One of my biggest concerns upon starting out on this unschooling path was that a relaxed, unstructured learning lifestyle couldn’t possibly prepare my child for real life. My rationale went something like this:
The vast majority of the adults in this country went to a traditional school, studied traditional subjects, and did so in the traditional way. Those people are living real lives. Therefore, to be able to live a real life, one must follow the traditional path.
And it’s certainly true that the traditional educational path works for a lot of people. It worked for me, so I’m not knocking it.
But it’s also true that it’s not the only path. Or necessarily the best path. Continue Reading
What I hoped to see happen in unschooling my children was simple. I wanted a life where school simply wasn’t. I wanted my kids to fully experience life–not a different kind of schooling, not school at home, not superior curriculum.

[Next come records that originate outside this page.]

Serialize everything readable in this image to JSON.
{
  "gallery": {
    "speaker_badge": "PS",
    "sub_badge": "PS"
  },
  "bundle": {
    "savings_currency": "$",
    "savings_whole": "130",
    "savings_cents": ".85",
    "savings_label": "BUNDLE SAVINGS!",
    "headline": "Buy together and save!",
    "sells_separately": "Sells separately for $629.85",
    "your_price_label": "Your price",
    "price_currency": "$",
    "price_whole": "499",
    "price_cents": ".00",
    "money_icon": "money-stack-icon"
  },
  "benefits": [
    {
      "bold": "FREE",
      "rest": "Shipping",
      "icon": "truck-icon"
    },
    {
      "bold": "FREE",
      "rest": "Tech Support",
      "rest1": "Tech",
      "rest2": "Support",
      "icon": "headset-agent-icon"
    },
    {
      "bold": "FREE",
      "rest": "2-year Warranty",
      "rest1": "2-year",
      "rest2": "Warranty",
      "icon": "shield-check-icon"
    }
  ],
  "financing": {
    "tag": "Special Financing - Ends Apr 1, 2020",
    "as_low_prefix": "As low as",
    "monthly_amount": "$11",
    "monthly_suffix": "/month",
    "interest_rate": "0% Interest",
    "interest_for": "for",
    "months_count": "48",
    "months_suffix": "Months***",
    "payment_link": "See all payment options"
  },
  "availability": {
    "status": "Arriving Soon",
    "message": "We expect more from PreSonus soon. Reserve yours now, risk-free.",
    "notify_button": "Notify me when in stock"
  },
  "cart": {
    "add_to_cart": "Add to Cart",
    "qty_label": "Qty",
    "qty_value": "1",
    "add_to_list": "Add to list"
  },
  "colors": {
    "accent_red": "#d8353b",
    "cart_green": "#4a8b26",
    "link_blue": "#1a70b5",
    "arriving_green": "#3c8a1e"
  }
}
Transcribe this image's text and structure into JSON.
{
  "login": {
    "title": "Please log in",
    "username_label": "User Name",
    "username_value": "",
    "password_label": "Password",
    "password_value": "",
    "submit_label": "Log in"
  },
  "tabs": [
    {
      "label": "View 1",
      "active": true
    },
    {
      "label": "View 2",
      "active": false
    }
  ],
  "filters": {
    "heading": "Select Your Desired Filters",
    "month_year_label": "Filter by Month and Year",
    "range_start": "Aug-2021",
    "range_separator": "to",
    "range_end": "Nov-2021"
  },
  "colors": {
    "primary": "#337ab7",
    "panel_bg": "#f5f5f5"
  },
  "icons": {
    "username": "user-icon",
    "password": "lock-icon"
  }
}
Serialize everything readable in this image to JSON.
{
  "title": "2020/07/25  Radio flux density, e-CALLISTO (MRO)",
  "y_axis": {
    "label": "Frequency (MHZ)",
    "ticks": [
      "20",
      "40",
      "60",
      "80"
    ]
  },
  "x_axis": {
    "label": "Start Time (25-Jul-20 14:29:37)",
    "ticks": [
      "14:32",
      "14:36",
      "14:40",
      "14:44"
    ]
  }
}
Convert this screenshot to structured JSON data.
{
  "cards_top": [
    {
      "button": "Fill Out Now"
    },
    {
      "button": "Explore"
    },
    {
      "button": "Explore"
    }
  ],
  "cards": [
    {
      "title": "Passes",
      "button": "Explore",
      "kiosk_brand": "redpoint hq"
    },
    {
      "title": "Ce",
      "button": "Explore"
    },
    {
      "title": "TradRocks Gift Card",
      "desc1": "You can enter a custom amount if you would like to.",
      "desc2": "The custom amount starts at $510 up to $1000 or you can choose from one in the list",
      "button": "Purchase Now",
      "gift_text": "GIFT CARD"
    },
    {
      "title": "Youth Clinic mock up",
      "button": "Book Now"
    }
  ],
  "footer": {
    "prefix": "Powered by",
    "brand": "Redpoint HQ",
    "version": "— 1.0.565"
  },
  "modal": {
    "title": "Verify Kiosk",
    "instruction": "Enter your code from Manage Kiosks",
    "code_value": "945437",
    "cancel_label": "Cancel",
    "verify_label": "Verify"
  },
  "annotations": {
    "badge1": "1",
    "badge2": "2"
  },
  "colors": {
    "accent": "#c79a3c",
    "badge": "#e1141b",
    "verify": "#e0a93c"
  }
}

I wanted to continue raising kids that love life and love learning about all kinds of things this spectacular world has to offer.
One of the first ‘a-ha’ moments, if you will, happened one warm September afternoon when we were all just hanging about outside. The kids, around six and eight years old (if I’m remembering correctly) were looking at various things under the microscope my husband had set up on the picnic table. They were bringing us all kinds of things to look at–water from a puddle, grass, toenails, bugs both dead and alive, hairs both human and dog/cat/critter…you name it, they wanted to put it under the microscope. We’d been at this for awhile on that evening, the four of us enjoying our time together outside and exploring the microscopic world. Continue Reading
My journey to unschooling started off when I was very young. It’s impossible to explain my own philosophy of unschooling without taking you through a brief history of my own schooling. It has shaped how I view education for myself and for my children more than any book or influential speaker.
Apart from the occasional alphabet lesson I gave to my oldest son, under pressure to begin “schooling,” I have never really liked the idea of school-at-home models. They always seemed to interfere with the natural progression of our lives, of fun, of freedom, and of true fulfillment through passions.
First, for those who don’t know the above is an xkcd comic. Perl is a programming language with many uses. The comic reminded me of my husband and got me thinking about the really important things and the things that are not so important. Continue Reading